There were a number of low risk patients with abnormal CCTA or stress testing in this study.  Authors emphasize the importance of early therapy in these patients, reinforcing the need for close follow-up for patients discharged who do not receive higher level diagnostic testing in the ED.


3.  Mahler S, et al: The HEART Pathway Randomized Trial: Identifying emergency department patients with acute chest pain for early discharge.  Circulation Cardiovascular Quality and Outcome  2015:8;195-203.

Bottom line:  Use of the HEART Pathway (HEART score + 2 negative troponins) allowed for a higher rate of early discharge from the ED without stress testing compared with usual care in this study of low risk ED chest pain patients.  No patients identified for early discharge had missed MACE at 30 days.

In this study of 282 ED patients with symptoms concerning for ACS, patients were randomized to either the HEART Pathway or Usual Care.  The HEART score includes history, ECG, age, risk factors, and troponin, and a HEART score of 0 to 3 is consistent with low risk.  The HEART Pathway consists of the HEART score + troponins at 0 and 3 hours.  Patients with low risk HEART scores and negative troponins were recommended for discharge without further cardiac testing.  Usual care was based on ACC/AHA guidelines.  The primary outcome was rates of objective cardiac testing (stress or angio) and secondary outcomes included length of stay, early discharge, cardiac related ED revisit, admission, and MACE, all assessed at 30 days. Eligible patients were age at least 21 yo, being evaluated for ACS with ECG and troponin.  Exclusion criteria included STEMI, instability, or additional serious acute medical problems.

Compared with usual care, use of the HEART Pathway significantly decreased objective cardiac testing at 30 days by 12% (69% vs 57%), length of stay by 12 hours, and increased early discharges by 21%.  MACE occurred in 6% of patients overall.

No patients identified for early discharge in either HEART Pathway group or usual care group had MACE at 30 days.  It’s important to note that the primary outcome was objective cardiac testing, rather than a comparison of rates of MACE in the 2 groups, and the study was not powered to detect differences in MACE.  However, the safety of the HEART Pathway has been consistently validated in other trials.

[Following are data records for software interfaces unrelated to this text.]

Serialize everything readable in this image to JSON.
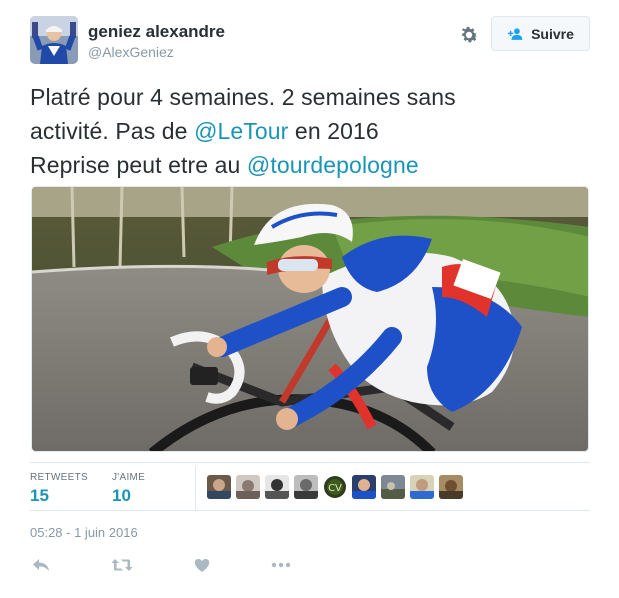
{
  "user": {
    "name": "geniez alexandre",
    "handle": "@AlexGeniez"
  },
  "follow_button": {
    "label": "Suivre",
    "icon": "add-user-icon"
  },
  "tweet": {
    "line1": "Platré pour 4 semaines. 2 semaines sans",
    "line2_a": "activité. Pas de ",
    "mention1": "@LeTour",
    "line2_b": " en 2016",
    "line3_a": "Reprise peut etre au ",
    "mention2": "@tourdepologne"
  },
  "stats": {
    "retweets_label": "RETWEETS",
    "retweets_count": "15",
    "likes_label": "J'AIME",
    "likes_count": "10"
  },
  "likers_count_shown": 9,
  "timestamp": "05:28 - 1 juin 2016",
  "actions": [
    "reply-icon",
    "retweet-icon",
    "heart-icon",
    "more-icon"
  ],
  "colors": {
    "link": "#1b95b7",
    "text": "#292f33",
    "muted": "#8899a6",
    "icon": "#aab8c2",
    "border": "#e1e8ed"
  }
}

Decision instruments such as the HEART score are useful to support medical decision making, both when having conversations with patients about risk and their disposition preference, and when documenting in the medical record.   Although “gestalt” can be reliable for more senior clinicians, decision instruments in general are particularly useful as an explicit reminder of high-risk features, and help build more reliable heuristics.